Green22 Green22 11/27/2018 03:11
MC had a clear adv. game 12 he knew it we all saw it so maybe there's something going on behind the scenes with him.. I'm rooting for Fabi anyway.
geraldsky geraldsky 11/27/2018 03:07
Whoever wins in the tiebreaks, shall be crowned as the World Rapid or World Blitz Champion.
DMG-Chessman DMG-Chessman 11/27/2018 02:50
@tom_70 That's a fairly good question, though the statement by itself may be just speculating. Why don't we all wait until this is over, let Carlsen reflect on it and when the time is right i'm sure we'll learn what really happened. Maybe he wasn't feeling 100%, maybe something occurred in his private life, maybe he is tired, or maybe maybe maybe? And as you point out, maybe he's just 5 years older. But, does it really matter if Real Madrid qualifies over two soccer games for the final, drawing 1-1 away and 0-0 at home, conceding a red card and playing afwully bad? At the end Carlsen doesn't has to prove anything anymore. Magnus was playing way above average, not even close to dull. He just played Fabi! Else, what to say about Fabi? If Carlsen would be that bad and unprepared etc, how come Fabi couldn't make a fist? I truly think this WC between these two phenomenal players was tough enough, highly accurate, very edgy and very much misinterpreted. All i hear and read is people being disappointed. People wishing for results like +3 =7 -2. Those Kasparov/Fischer days full of blunders and inaccuracies are over. (Well...Giri would achieve that being on the losing end). Remember, these guys found their moves hanging over the board, not relaxt analyzing while looking at engines evaluations with a cup of hot chocolate milk and ABBA music in the back ground...
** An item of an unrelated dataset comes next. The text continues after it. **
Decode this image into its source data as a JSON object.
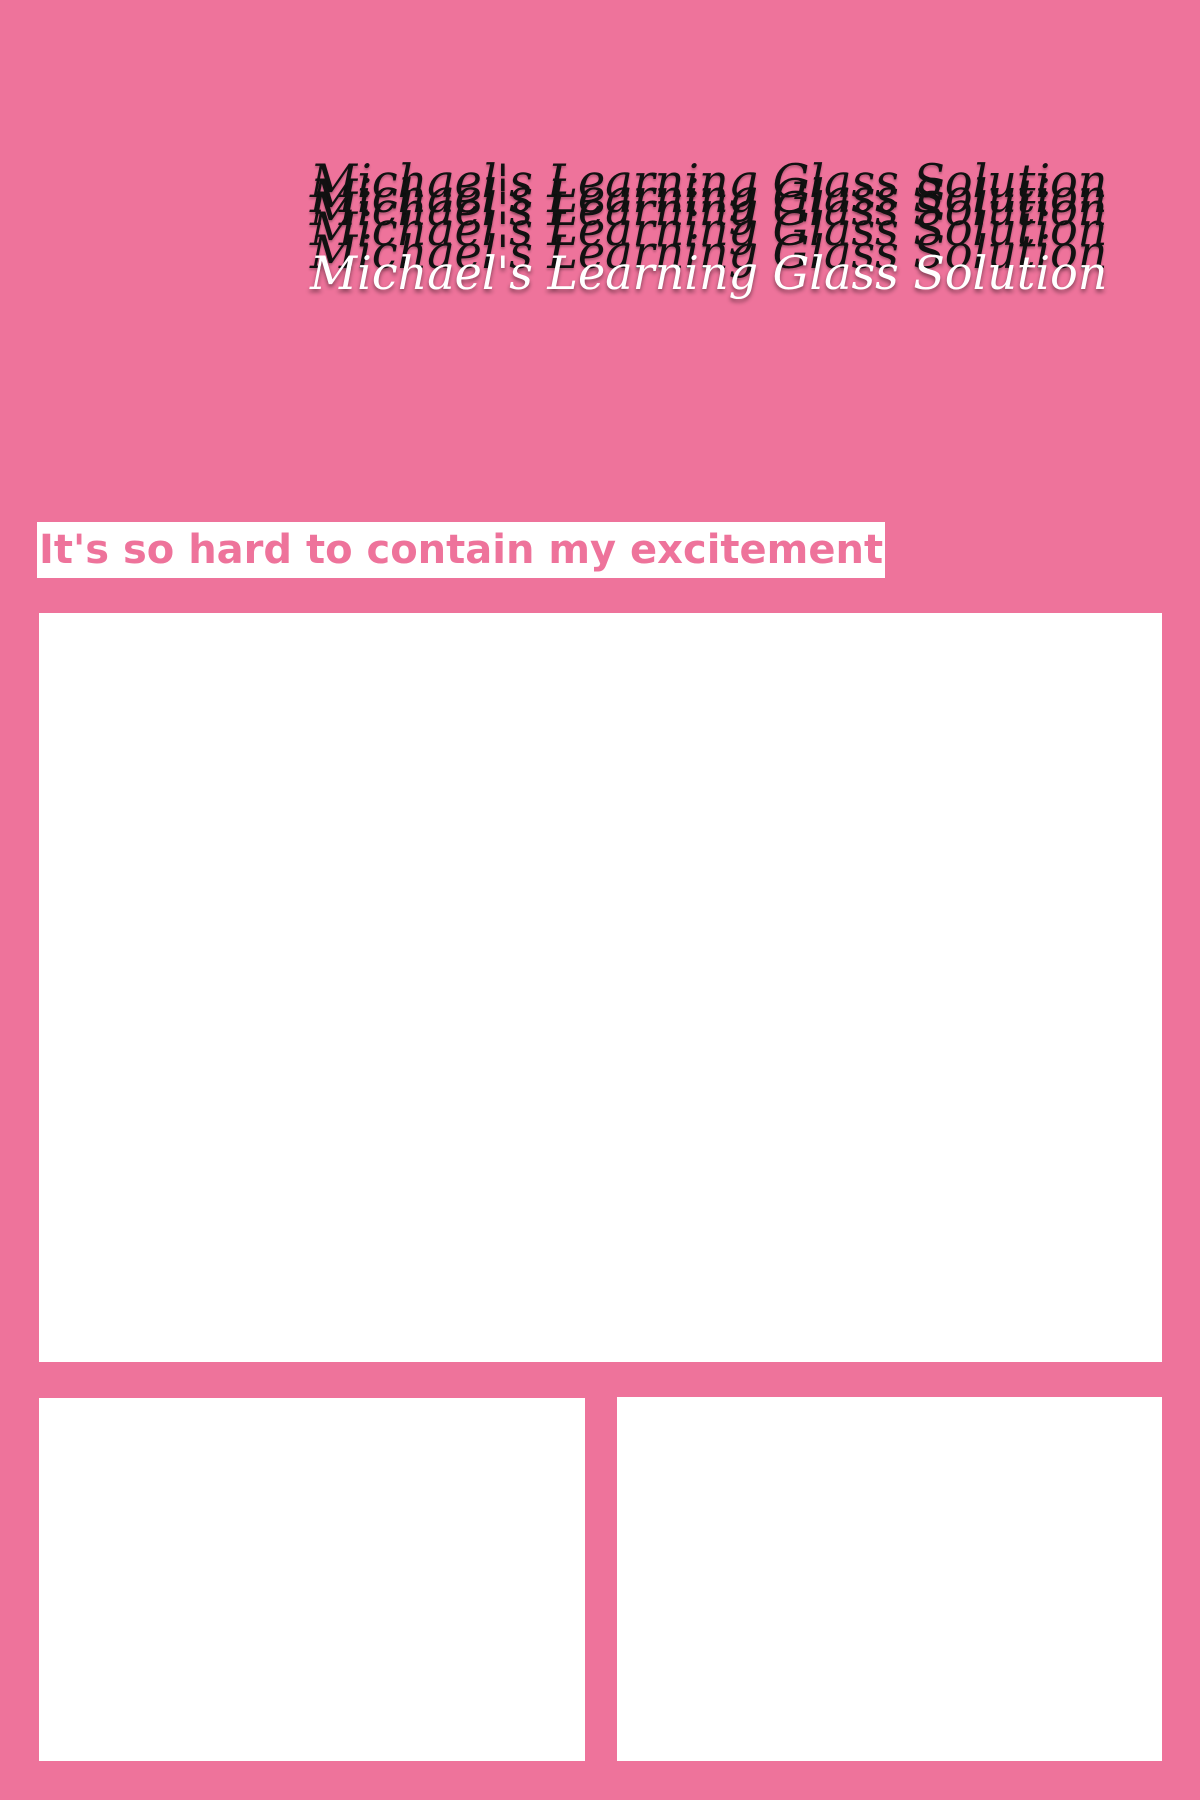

rzulu rzulu 11/27/2018 02:20
I still feel today's chess is so different from the active chess of the past.Besides these are the two strongest players on the planet. What risk did pipo want them to take???